While enjoying the look, feel, and touch of cash is part of the Indian ethos, the country is moving towards currency digitization. The Reserve Bank of India plans to launch a digital currency before the end of the current fiscal year in March 2023. That currency still needs a name, but its purpose is to provide almost all of the features that cash now has, albeit in a digital form.
Digital transactions nowadays leave an audit trail and a trace. Every time a debit or credit card is swiped, information about the cardholder’s identity, purchases, and location is revealed. Another distinction between cash and digital transactions is that with cash, settlement occurs at the time of the transaction. It is, in other words, a “delivery-versus-payment” arrangement. Payments are made in today’s digital transactions, however, at the time of settlement, which occurs with a time lag after the transaction. One of the strongest motivators for people to continue using cash is the preference for a delivery-versus-payment situation in which the buyer only parts with the payment once there is the assurance of delivery.
Of course, continuing to have physical, paper-based currency in circulation while a digital currency is in use does not fit with most future visions. That is why the Reserve Bank’s upcoming digital currency is both significant and unique.
Private Crypto Is Not Digital Currency
To begin, central bank digital currency (CBDC) will differ from Bitcoin, Ethereum, and other cryptocurrencies, which are not equivalent to sovereign currencies in most countries, including India, because they are not authorized means of payment and lack legal backing. Unlike a private digital currency, a central bank digital currency can be used to offset payment obligations with certainty.
Second, there is no agreement on who owns or how many private digital currencies (assets?) are in circulation. The origins of Bitcoin, Ethereum, Ripple, and other cryptocurrencies are unknown. As a result, there is no guarantee that the value stored in a private digital currency will be paid and will always be a stable value. In contrast, a digital currency issued by a central bank is typically backed by a sovereign nation. Even if something goes wrong — say, in the IT system or some other unforeseeable contingency — the holder of that bank’s currency, whether in physical or digital form, has confidence that the value of that currency will always be available to him/her.
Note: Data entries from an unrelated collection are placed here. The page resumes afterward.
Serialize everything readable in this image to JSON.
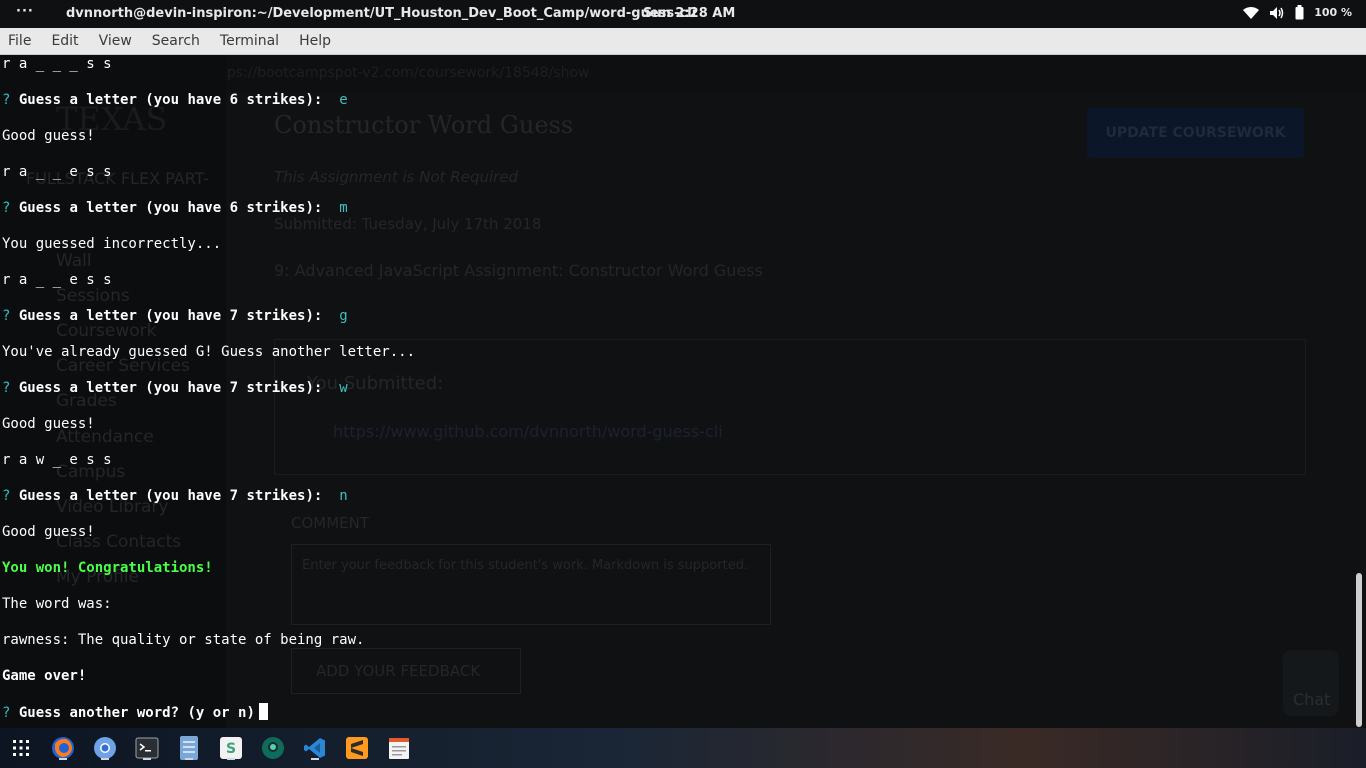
{
  "topbar": {
    "dots": "···",
    "window_title": "dvnnorth@devin-inspiron:~/Development/UT_Houston_Dev_Boot_Camp/word-guess-cli",
    "clock": "Sun  2:28 AM",
    "battery": "100 %"
  },
  "menubar": {
    "items": [
      "File",
      "Edit",
      "View",
      "Search",
      "Terminal",
      "Help"
    ]
  },
  "background": {
    "url": "https://bootcampspot-v2.com/coursework/18548/show",
    "assignment_title": "Constructor Word Guess",
    "update_button": "UPDATE COURSEWORK",
    "not_required": "This Assignment is Not Required",
    "submitted": "Submitted: Tuesday, July 17th 2018",
    "assignment_heading": "9: Advanced JavaScript Assignment: Constructor Word Guess",
    "you_submitted": "You Submitted:",
    "repo_link": "https://www.github.com/dvnnorth/word-guess-cli",
    "comment_label": "COMMENT",
    "comment_placeholder": "Enter your feedback for this student's work. Markdown is supported.",
    "feedback_button": "ADD YOUR FEEDBACK",
    "chat_label": "Chat",
    "logo": "TEXAS",
    "program": "FULLSTACK FLEX PART-",
    "sidebar_items": [
      "Wall",
      "Sessions",
      "Coursework",
      "Career Services",
      "Grades",
      "Attendance",
      "Campus",
      "Video Library",
      "Class Contacts",
      "My Profile"
    ]
  },
  "terminal": {
    "lines": [
      {
        "type": "plain",
        "text": "r a _ _ _ s s"
      },
      {
        "type": "prompt",
        "mark": "?",
        "text": "Guess a letter (you have 6 strikes): ",
        "answer": "e"
      },
      {
        "type": "plain",
        "text": "Good guess!"
      },
      {
        "type": "plain",
        "text": "r a _ _ e s s"
      },
      {
        "type": "prompt",
        "mark": "?",
        "text": "Guess a letter (you have 6 strikes): ",
        "answer": "m"
      },
      {
        "type": "plain",
        "text": "You guessed incorrectly..."
      },
      {
        "type": "plain",
        "text": "r a _ _ e s s"
      },
      {
        "type": "prompt",
        "mark": "?",
        "text": "Guess a letter (you have 7 strikes): ",
        "answer": "g"
      },
      {
        "type": "plain",
        "text": "You've already guessed G! Guess another letter..."
      },
      {
        "type": "prompt",
        "mark": "?",
        "text": "Guess a letter (you have 7 strikes): ",
        "answer": "w"
      },
      {
        "type": "plain",
        "text": "Good guess!"
      },
      {
        "type": "plain",
        "text": "r a w _ e s s"
      },
      {
        "type": "prompt",
        "mark": "?",
        "text": "Guess a letter (you have 7 strikes): ",
        "answer": "n"
      },
      {
        "type": "plain",
        "text": "Good guess!"
      },
      {
        "type": "won",
        "text": "You won! Congratulations!"
      },
      {
        "type": "plain",
        "text": "The word was:"
      },
      {
        "type": "plain",
        "text": "rawness: The quality or state of being raw."
      },
      {
        "type": "bold",
        "text": "Game over!"
      },
      {
        "type": "prompt",
        "mark": "?",
        "text": "Guess another word? (y or n)",
        "answer": ""
      }
    ]
  },
  "taskbar": {
    "apps": [
      "apps-grid-icon",
      "firefox-icon",
      "chromium-icon",
      "terminal-icon",
      "files-icon",
      "slack-icon",
      "gitkraken-icon",
      "vscode-icon",
      "sublime-text-icon",
      "text-editor-icon"
    ]
  }
}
The Reserve Bank of India has not yet defined the term “cryptocurrency,” but I believe it will describe today’s private cryptocurrencies as shares of stock. The definition would also include new crypto products like nonfungible tokens.
India’s Retail Payments
India’s retail payments system has become more sophisticated, dynamic, and extensive in recent years. The broad payment space includes several payment system operators, wallet companies, and providers to operators and card companies. As customers have more options, these businesses have become more profitable.
The Reserve Bank has aided the industry’s growth with its Real Time Gross Settlement system, which ensures funds transfers for large amounts within seconds, and its National Electronic Funds Transfer system, which is used for retail transfers. Then there’s UPI, or the Unified Payments Interface, a real-time payment system that allows interbank peer-to-peer and person-to-merchant transactions. The National Payments Corporation of India created the QR-code-based system, an umbrella organization created by the RBI & the Indian Banks’ Association to operate retail payments and settlement systems.
The Money’s Velocity
Depending on the purpose of the transaction, funds can now be moved digitally in various ways in India. Indeed, one of the most exciting aspects of the digitization of the payment system and the advent of actual digital currency is the faster flow of money that digitization encourages, which is very beneficial to the Indian economy. The velocity of money in the economy, or the rate at which it circulates, is a measure of an economy’s dynamism. The higher the speed, the faster the economy grows.